Proximal spinal muscular atrophy is caused by deletion or mutation of the survival motor neuron 1 gene, SMN1 . Rentention of a nearly identical copy gene, SMN2 , enables survival but is unable to fully compensate for the loss of SMN1 . The SMN1 and SMN2 genes differ by a single nucleotide that...
Motoneuron diseases cause paralysis and death due to loss of motoneurons that innervate skeletal muscle. Spinal muscular atrophy is a human motoneuron disease that is genetically linked to the survival motor neuron gene ( SMN ). Although SMN was identified more than a decade ago, it remains...
Spinal muscular atrophy is the second most common fatal childhood disorder. Core clinical features include muscle weakness caused by degenerating lower motor neurons and a high incidence of bone fractures and hypercalcemia. Fractures further compromise quality of life by progression of joint...

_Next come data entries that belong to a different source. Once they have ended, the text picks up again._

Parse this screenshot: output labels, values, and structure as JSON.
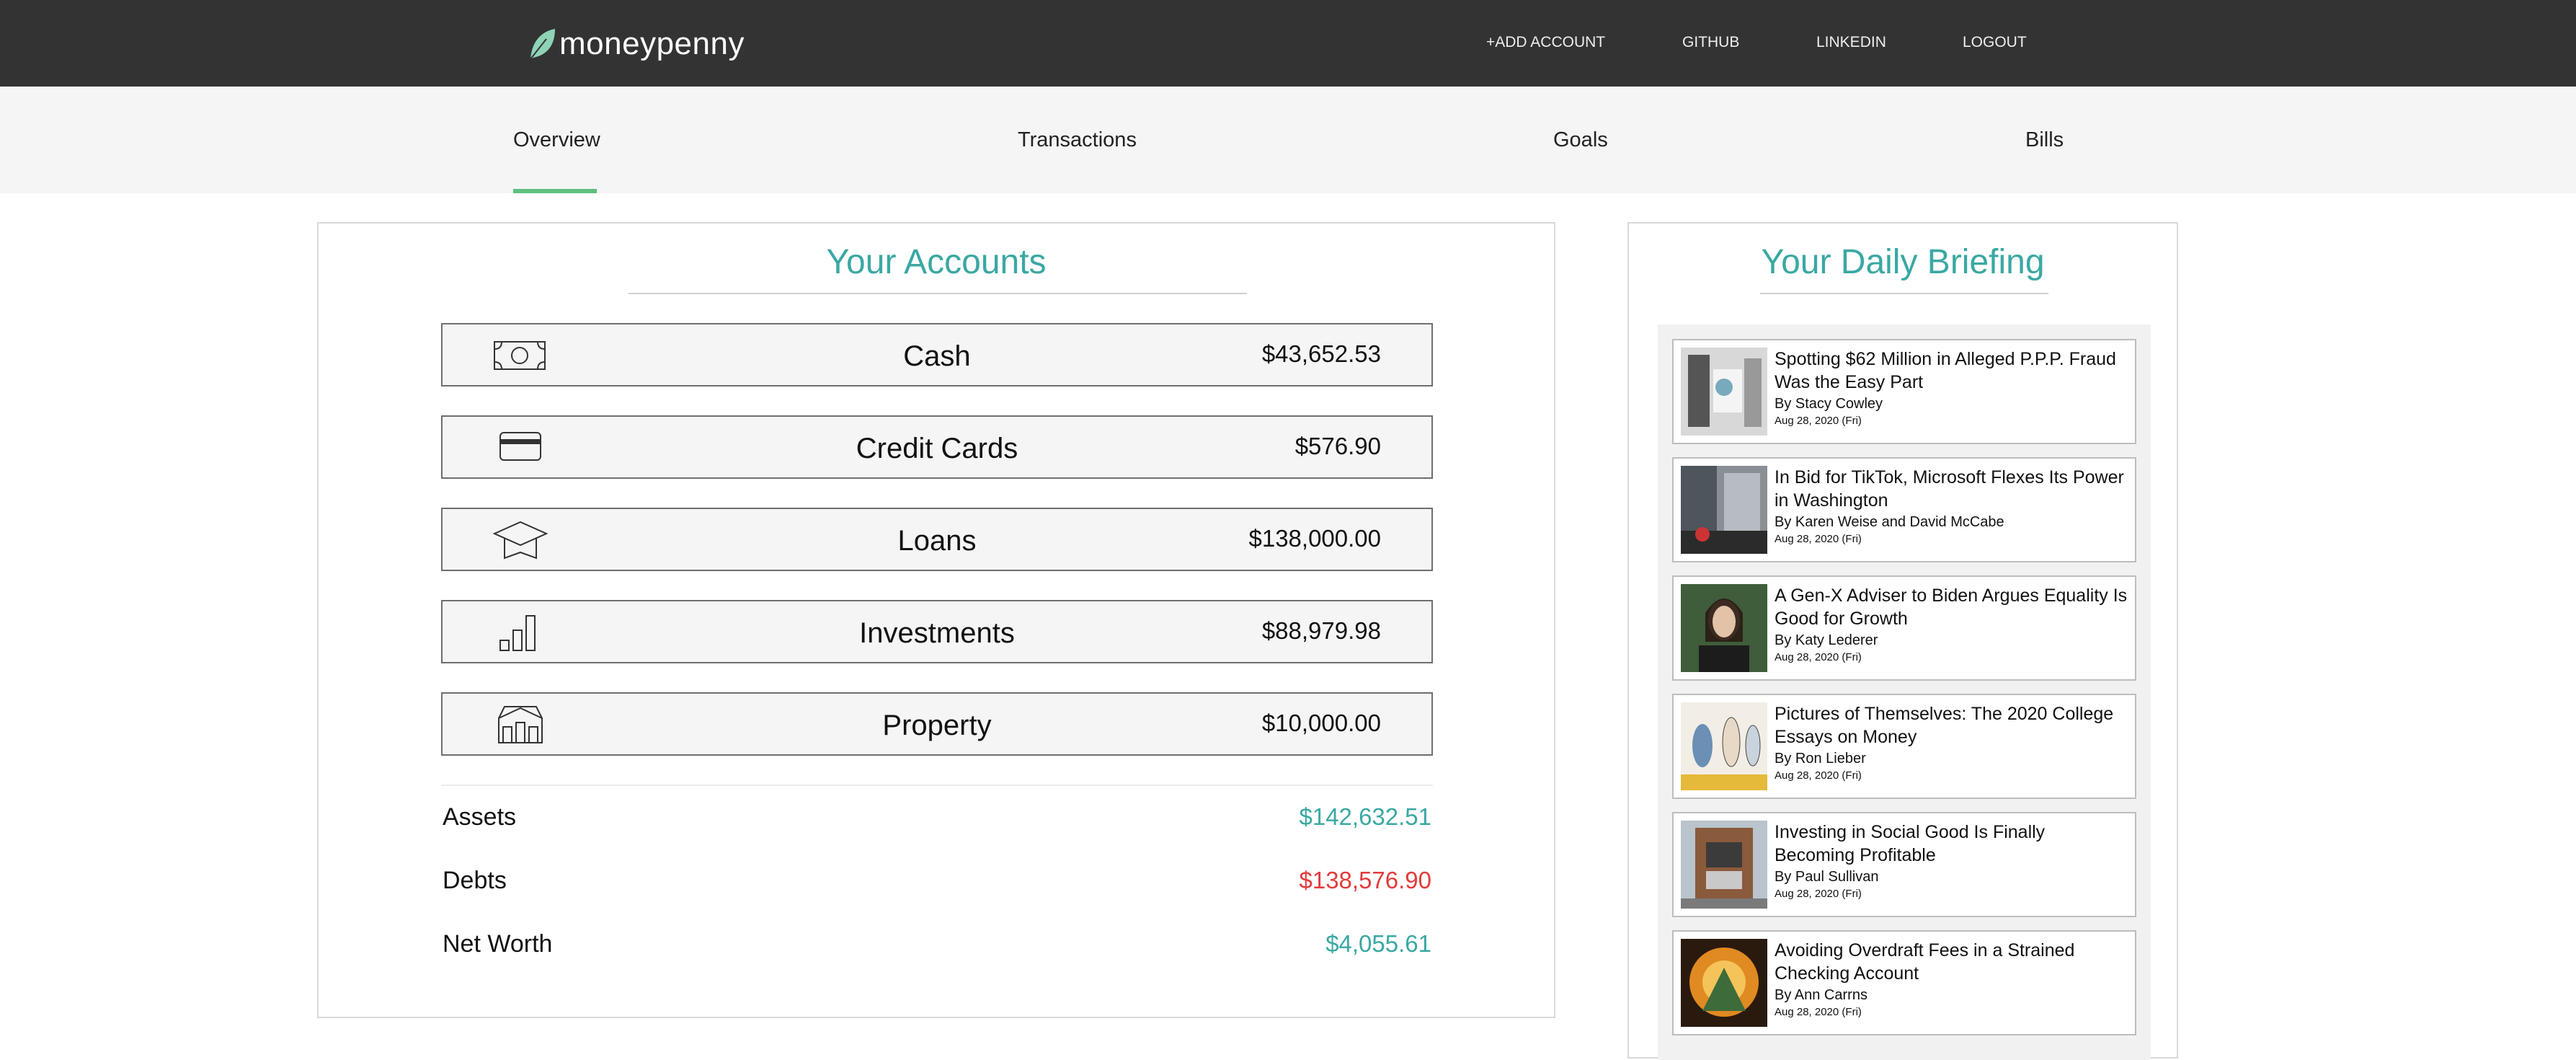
{
  "brand": {
    "name": "moneypenny",
    "accent": "#3aa8a3",
    "tab_indicator": "#5ec07e",
    "debt_color": "#e23b3b"
  },
  "topnav": {
    "add_account": "+ADD ACCOUNT",
    "github": "GITHUB",
    "linkedin": "LINKEDIN",
    "logout": "LOGOUT"
  },
  "tabs": [
    "Overview",
    "Transactions",
    "Goals",
    "Bills"
  ],
  "active_tab": "Overview",
  "accounts": {
    "title": "Your Accounts",
    "items": [
      {
        "name": "Cash",
        "amount": "$43,652.53",
        "icon": "cash-icon"
      },
      {
        "name": "Credit Cards",
        "amount": "$576.90",
        "icon": "credit-card-icon"
      },
      {
        "name": "Loans",
        "amount": "$138,000.00",
        "icon": "graduation-cap-icon"
      },
      {
        "name": "Investments",
        "amount": "$88,979.98",
        "icon": "bar-chart-icon"
      },
      {
        "name": "Property",
        "amount": "$10,000.00",
        "icon": "house-icon"
      }
    ],
    "summary": {
      "assets_label": "Assets",
      "assets_value": "$142,632.51",
      "debts_label": "Debts",
      "debts_value": "$138,576.90",
      "networth_label": "Net Worth",
      "networth_value": "$4,055.61"
    }
  },
  "briefing": {
    "title": "Your Daily Briefing",
    "articles": [
      {
        "title": "Spotting $62 Million in Alleged P.P.P. Fraud Was the Easy Part",
        "author": "By Stacy Cowley",
        "date": "Aug 28, 2020 (Fri)"
      },
      {
        "title": "In Bid for TikTok, Microsoft Flexes Its Power in Washington",
        "author": "By Karen Weise and David McCabe",
        "date": "Aug 28, 2020 (Fri)"
      },
      {
        "title": "A Gen-X Adviser to Biden Argues Equality Is Good for Growth",
        "author": "By Katy Lederer",
        "date": "Aug 28, 2020 (Fri)"
      },
      {
        "title": "Pictures of Themselves: The 2020 College Essays on Money",
        "author": "By Ron Lieber",
        "date": "Aug 28, 2020 (Fri)"
      },
      {
        "title": "Investing in Social Good Is Finally Becoming Profitable",
        "author": "By Paul Sullivan",
        "date": "Aug 28, 2020 (Fri)"
      },
      {
        "title": "Avoiding Overdraft Fees in a Strained Checking Account",
        "author": "By Ann Carrns",
        "date": "Aug 28, 2020 (Fri)"
      }
    ]
  }
}
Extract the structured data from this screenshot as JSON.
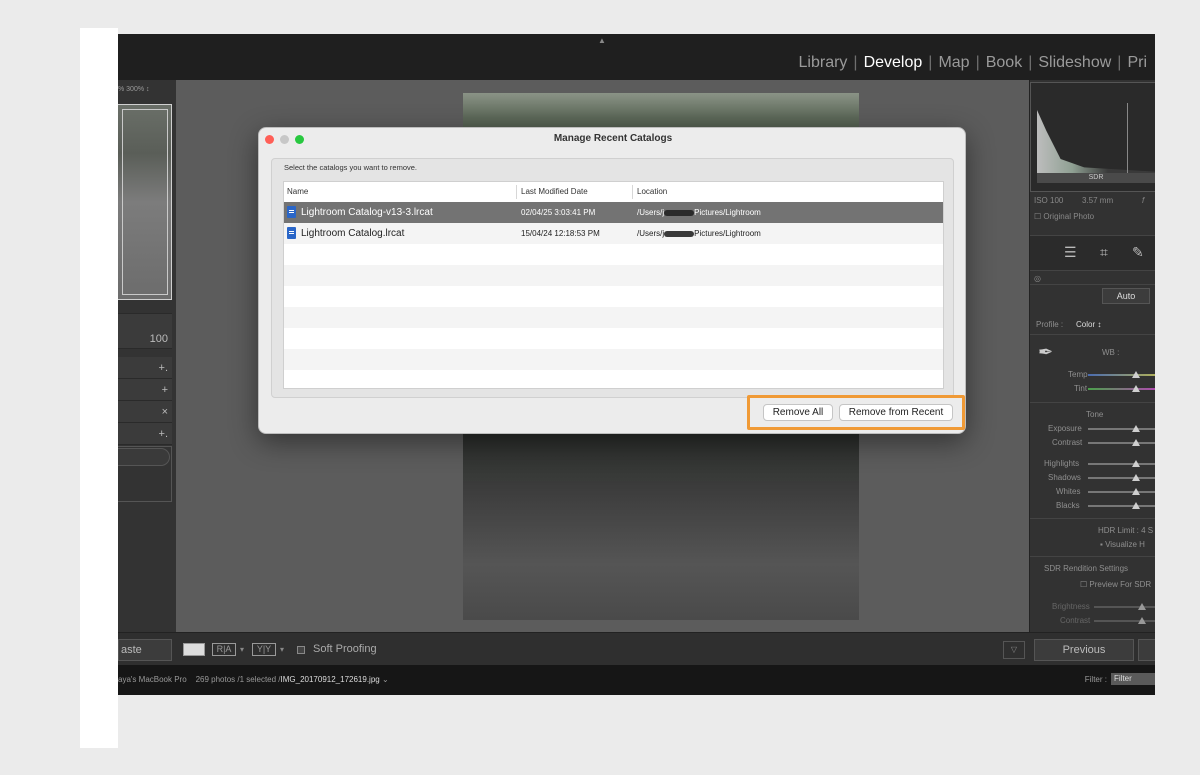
{
  "modules": {
    "items": [
      "Library",
      "Develop",
      "Map",
      "Book",
      "Slideshow",
      "Pri"
    ],
    "active_index": 1
  },
  "left_panel": {
    "zoom_text": "% 300% ↕",
    "value_100": "100",
    "row_icons": [
      "+.",
      "+",
      "×",
      "+."
    ]
  },
  "right_panel": {
    "histogram_label": "SDR",
    "meta_iso": "ISO 100",
    "meta_focal": "3.57 mm",
    "meta_f": "f",
    "original_photo": "Original Photo",
    "auto_label": "Auto",
    "profile_label": "Profile :",
    "profile_value": "Color ↕",
    "wb_label": "WB :",
    "temp_label": "Temp",
    "tint_label": "Tint",
    "tone_label": "Tone",
    "exposure_label": "Exposure",
    "contrast_label": "Contrast",
    "highlights_label": "Highlights",
    "shadows_label": "Shadows",
    "whites_label": "Whites",
    "blacks_label": "Blacks",
    "hdr_limit": "HDR Limit :  4 S",
    "visualize": "Visualize H",
    "sdr_rendition": "SDR Rendition Settings",
    "preview_for_sdr": "Preview For SDR",
    "brightness_label": "Brightness",
    "contrast2_label": "Contrast"
  },
  "bottom_toolbar": {
    "paste_label": "aste",
    "view_ra": "R|A",
    "view_yy": "Y|Y",
    "soft_proofing": "Soft Proofing",
    "previous_label": "Previous"
  },
  "filmstrip": {
    "device": "aya's MacBook Pro",
    "photos_info": "269 photos /1 selected /",
    "selected_file": "IMG_20170912_172619.jpg",
    "dropdown_glyph": "⌄",
    "filter_label": "Filter :",
    "filter_value": "Filter"
  },
  "dialog": {
    "title": "Manage Recent Catalogs",
    "instruction": "Select the catalogs you want to remove.",
    "columns": [
      "Name",
      "Last Modified Date",
      "Location"
    ],
    "rows": [
      {
        "name": "Lightroom Catalog-v13-3.lrcat",
        "modified": "02/04/25 3:03:41 PM",
        "location_prefix": "/Users/j",
        "location_suffix": "Pictures/Lightroom",
        "selected": true
      },
      {
        "name": "Lightroom Catalog.lrcat",
        "modified": "15/04/24 12:18:53 PM",
        "location_prefix": "/Users/j",
        "location_suffix": "Pictures/Lightroom",
        "selected": false
      }
    ],
    "empty_rows": 7,
    "remove_all_label": "Remove All",
    "remove_from_recent_label": "Remove from Recent"
  },
  "colors": {
    "highlight_box": "#f09a36",
    "traffic_red": "#ff5f57",
    "traffic_gray": "#c7c7c7",
    "traffic_green": "#28c840",
    "selected_row": "#737373",
    "catalog_icon": "#2a66c8"
  },
  "icons": {
    "window_close": "close-traffic-light",
    "window_min": "minimize-traffic-light",
    "window_zoom": "zoom-traffic-light",
    "catalog_file": "catalog-file-icon",
    "eyedropper": "eyedropper-icon"
  }
}
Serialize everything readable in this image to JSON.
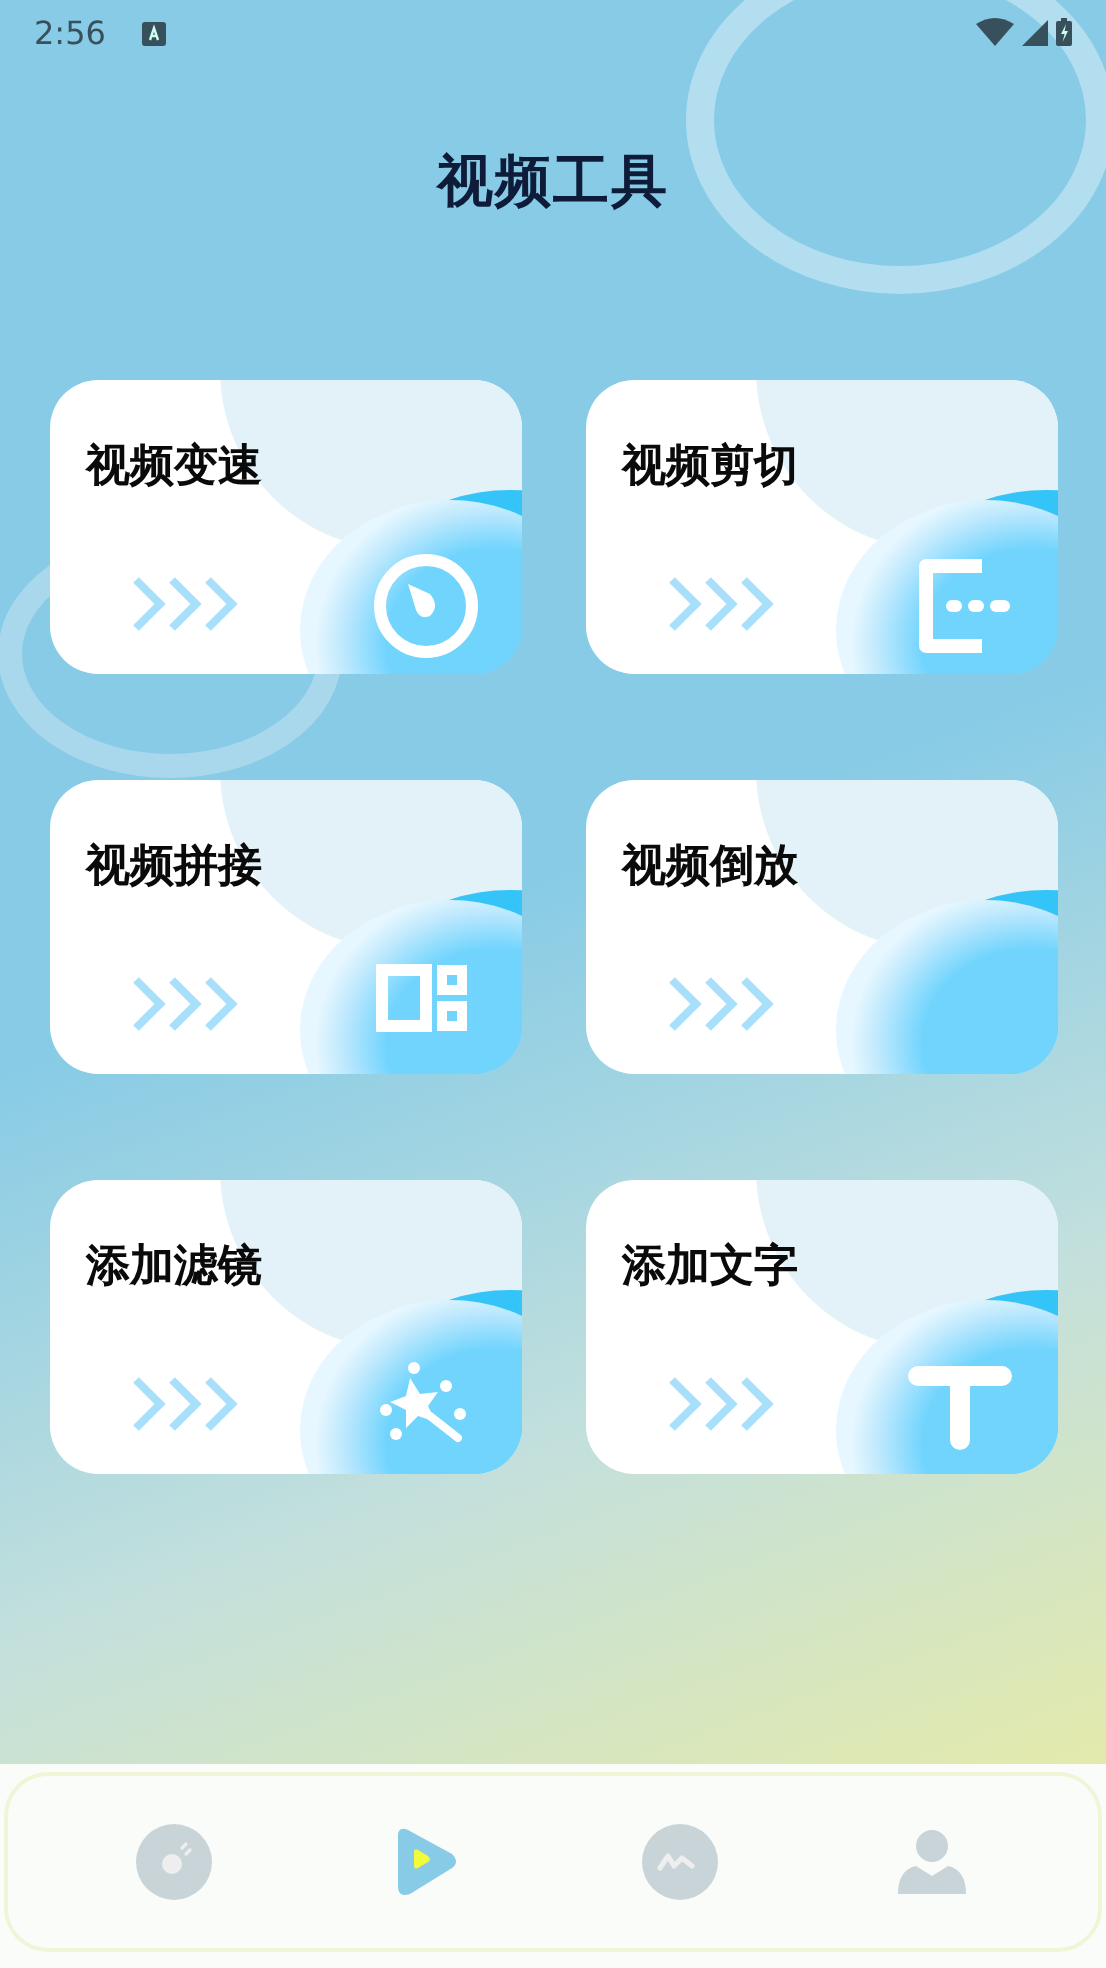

The clinical classification of spinal muscular atrophy, caused by deletion of the survival motor neuron 1 gene ( SMN1 ), is based on age at onset and maximum function achieved. Evidence suggests that maximum function achieved is more closely related to life expectancy than age at onset....
The SMN complex is essential for the biogenesis of spliceosomal small nuclear ribonucleoproteins and likely functions in the assembly, metabolism, and transport of a diverse number of other ribonucleoproteins. Specifically, the SMN complex assembles 7 Sm proteins into a core structure around a...
Spinal muscular atrophy, a common autosomal recessive motor neuron disorder, is caused by the loss of the survival motor neuron gene ( SMN1 ). SMN2 , a nearly identical copy gene, is present in all spinal muscular atrophy patients but differs by a critical nucleotide that alters exon 7 splicing...
Read and print from thousands of top scholarly journals.
Sign up with Facebook
Sign up with Google
Already have an account? Log in
Save this article to read later. You can see your Read Later on your DeepDyve homepage.
To save an article, log in first, or sign up for a DeepDyve account if you don’t already have one.
Sign Up Log In
To subscribe to email alerts, please log in first, or sign up for a DeepDyve account if you don’t already have one.
To get new article updates from a journal on your personalized homepage, please log in first, or sign up for a DeepDyve account if you don’t already have one.